*** DATA
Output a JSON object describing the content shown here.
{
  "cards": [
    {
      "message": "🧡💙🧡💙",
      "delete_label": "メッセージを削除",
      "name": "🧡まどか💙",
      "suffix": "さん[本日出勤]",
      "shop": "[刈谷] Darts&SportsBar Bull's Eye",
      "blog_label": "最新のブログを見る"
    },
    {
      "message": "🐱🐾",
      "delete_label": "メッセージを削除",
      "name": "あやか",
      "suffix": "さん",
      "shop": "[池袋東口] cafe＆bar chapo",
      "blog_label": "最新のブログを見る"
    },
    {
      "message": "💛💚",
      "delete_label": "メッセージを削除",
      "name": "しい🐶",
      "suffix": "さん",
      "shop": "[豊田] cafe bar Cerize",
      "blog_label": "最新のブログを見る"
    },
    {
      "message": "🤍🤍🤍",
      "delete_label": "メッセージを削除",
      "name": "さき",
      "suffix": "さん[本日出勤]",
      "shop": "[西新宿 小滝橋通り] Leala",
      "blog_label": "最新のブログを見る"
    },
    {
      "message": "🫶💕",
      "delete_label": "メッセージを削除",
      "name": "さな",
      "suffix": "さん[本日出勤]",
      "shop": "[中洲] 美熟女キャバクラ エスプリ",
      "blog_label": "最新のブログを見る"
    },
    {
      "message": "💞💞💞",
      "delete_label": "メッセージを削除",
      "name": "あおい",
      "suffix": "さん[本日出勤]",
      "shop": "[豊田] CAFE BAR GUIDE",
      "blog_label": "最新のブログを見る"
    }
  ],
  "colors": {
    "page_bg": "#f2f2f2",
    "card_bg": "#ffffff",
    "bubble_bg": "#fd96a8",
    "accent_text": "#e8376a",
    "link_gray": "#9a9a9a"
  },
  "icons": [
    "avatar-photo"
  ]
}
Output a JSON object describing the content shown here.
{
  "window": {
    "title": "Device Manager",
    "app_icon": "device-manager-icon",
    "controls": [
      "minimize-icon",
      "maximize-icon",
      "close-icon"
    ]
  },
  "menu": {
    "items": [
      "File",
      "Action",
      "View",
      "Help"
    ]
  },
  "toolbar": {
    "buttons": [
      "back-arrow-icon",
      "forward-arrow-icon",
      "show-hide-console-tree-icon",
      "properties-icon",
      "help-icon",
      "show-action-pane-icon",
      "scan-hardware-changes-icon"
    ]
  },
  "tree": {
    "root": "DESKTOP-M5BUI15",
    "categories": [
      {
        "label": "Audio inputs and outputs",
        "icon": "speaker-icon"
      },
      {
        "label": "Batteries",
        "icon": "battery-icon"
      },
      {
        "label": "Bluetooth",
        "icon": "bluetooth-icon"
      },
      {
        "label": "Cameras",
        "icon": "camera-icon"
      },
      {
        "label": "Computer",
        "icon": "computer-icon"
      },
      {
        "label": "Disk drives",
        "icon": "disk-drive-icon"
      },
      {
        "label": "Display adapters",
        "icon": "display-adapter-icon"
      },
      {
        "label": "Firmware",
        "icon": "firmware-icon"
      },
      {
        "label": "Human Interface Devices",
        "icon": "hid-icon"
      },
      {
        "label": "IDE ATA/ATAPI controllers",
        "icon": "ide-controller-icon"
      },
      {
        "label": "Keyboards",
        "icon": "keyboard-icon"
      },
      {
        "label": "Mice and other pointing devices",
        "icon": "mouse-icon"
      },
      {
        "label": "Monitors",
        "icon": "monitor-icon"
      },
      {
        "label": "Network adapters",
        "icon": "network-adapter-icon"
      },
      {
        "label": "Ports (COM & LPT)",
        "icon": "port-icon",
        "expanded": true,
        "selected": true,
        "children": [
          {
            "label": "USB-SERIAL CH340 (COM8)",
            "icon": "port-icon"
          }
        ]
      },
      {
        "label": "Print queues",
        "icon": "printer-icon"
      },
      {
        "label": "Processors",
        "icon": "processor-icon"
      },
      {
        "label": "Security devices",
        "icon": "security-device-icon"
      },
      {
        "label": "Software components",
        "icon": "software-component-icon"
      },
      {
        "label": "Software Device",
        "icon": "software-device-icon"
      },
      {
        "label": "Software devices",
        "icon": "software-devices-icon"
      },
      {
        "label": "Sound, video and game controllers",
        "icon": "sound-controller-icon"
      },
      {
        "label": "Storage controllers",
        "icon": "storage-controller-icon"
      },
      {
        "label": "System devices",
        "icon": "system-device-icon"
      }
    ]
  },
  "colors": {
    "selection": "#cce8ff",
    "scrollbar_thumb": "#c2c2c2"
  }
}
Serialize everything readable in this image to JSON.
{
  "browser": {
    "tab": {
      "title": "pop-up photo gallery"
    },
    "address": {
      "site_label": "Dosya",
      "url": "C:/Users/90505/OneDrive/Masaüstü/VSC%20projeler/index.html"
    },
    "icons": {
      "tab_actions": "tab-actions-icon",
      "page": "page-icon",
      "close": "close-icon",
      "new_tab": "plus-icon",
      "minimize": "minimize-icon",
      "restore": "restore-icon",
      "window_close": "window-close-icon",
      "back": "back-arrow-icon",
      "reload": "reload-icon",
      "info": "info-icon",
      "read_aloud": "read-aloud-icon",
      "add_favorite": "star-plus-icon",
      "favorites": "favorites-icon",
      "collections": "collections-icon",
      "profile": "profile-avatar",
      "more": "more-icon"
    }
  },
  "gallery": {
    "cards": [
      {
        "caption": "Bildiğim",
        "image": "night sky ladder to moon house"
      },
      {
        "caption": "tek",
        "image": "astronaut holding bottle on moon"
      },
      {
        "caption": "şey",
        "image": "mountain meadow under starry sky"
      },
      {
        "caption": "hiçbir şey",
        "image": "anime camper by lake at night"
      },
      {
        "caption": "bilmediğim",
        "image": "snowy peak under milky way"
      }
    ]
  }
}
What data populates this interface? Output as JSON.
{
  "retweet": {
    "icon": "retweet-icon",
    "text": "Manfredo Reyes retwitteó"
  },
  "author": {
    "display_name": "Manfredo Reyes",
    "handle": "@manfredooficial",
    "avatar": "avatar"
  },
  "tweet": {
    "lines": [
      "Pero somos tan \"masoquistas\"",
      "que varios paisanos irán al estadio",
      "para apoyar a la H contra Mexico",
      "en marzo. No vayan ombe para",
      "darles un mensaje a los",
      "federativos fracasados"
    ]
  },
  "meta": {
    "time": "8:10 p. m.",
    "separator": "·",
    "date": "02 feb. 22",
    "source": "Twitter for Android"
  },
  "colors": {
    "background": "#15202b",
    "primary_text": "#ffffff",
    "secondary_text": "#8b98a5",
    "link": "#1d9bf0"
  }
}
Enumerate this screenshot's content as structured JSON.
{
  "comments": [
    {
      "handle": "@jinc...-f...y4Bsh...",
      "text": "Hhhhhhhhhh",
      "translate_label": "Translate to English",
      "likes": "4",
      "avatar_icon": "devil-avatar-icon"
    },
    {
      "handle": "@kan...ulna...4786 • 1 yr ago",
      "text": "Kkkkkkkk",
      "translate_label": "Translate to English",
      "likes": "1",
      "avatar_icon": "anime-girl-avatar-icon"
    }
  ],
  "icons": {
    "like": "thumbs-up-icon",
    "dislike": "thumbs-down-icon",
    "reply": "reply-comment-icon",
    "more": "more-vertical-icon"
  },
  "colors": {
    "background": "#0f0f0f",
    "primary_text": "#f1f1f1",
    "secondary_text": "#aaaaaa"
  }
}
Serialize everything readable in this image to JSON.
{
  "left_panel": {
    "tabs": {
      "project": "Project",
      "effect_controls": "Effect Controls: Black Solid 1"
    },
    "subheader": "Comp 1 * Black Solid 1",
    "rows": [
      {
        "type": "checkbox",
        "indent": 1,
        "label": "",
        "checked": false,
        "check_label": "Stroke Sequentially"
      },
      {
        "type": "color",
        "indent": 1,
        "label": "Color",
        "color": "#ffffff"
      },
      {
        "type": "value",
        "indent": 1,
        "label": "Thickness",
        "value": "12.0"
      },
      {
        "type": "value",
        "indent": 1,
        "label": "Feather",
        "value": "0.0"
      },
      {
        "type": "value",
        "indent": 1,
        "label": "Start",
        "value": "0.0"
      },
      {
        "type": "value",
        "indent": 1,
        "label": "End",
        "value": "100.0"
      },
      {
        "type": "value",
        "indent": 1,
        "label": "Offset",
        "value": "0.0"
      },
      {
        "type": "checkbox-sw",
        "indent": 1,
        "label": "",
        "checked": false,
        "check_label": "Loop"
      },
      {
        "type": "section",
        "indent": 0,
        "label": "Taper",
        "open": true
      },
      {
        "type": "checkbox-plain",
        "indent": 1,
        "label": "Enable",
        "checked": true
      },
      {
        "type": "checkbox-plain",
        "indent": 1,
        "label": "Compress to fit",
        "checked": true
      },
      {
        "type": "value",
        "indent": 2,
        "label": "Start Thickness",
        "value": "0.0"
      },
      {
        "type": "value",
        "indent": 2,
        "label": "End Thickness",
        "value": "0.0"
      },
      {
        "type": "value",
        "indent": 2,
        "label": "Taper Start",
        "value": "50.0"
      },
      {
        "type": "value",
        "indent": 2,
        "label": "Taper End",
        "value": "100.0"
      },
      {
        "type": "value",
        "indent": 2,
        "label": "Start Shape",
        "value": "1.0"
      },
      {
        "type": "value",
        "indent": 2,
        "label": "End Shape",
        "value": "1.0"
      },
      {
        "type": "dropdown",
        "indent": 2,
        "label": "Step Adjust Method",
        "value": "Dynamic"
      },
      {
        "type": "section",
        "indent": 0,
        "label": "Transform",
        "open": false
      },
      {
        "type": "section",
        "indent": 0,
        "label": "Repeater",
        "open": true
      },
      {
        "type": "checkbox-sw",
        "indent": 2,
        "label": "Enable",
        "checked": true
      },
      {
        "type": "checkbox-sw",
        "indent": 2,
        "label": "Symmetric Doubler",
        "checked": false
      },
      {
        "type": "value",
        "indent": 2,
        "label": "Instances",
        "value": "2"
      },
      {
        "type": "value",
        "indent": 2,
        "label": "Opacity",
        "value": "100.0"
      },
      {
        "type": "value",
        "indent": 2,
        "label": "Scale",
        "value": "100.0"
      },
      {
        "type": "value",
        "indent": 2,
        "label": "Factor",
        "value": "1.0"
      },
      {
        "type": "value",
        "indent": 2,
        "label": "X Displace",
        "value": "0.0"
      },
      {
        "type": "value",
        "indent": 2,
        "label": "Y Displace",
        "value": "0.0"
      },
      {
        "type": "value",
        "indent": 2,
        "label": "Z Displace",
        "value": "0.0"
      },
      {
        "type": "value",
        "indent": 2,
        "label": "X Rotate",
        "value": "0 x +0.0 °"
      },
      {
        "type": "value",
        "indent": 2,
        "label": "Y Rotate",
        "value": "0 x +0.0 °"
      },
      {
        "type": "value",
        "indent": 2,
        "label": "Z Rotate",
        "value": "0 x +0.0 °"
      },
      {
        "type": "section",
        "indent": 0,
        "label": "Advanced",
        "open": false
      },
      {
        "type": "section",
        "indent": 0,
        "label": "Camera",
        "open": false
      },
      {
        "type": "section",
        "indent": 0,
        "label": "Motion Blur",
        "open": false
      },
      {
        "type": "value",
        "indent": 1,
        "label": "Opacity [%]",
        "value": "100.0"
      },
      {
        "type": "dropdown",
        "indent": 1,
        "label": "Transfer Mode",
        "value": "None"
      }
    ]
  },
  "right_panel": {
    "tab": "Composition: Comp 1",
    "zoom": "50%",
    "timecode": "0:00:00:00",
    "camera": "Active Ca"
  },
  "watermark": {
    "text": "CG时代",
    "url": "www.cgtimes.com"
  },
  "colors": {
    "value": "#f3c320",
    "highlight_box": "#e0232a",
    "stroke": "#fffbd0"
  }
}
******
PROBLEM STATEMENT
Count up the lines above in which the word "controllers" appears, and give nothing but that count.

OUTPUT OF THE EXERCISE
3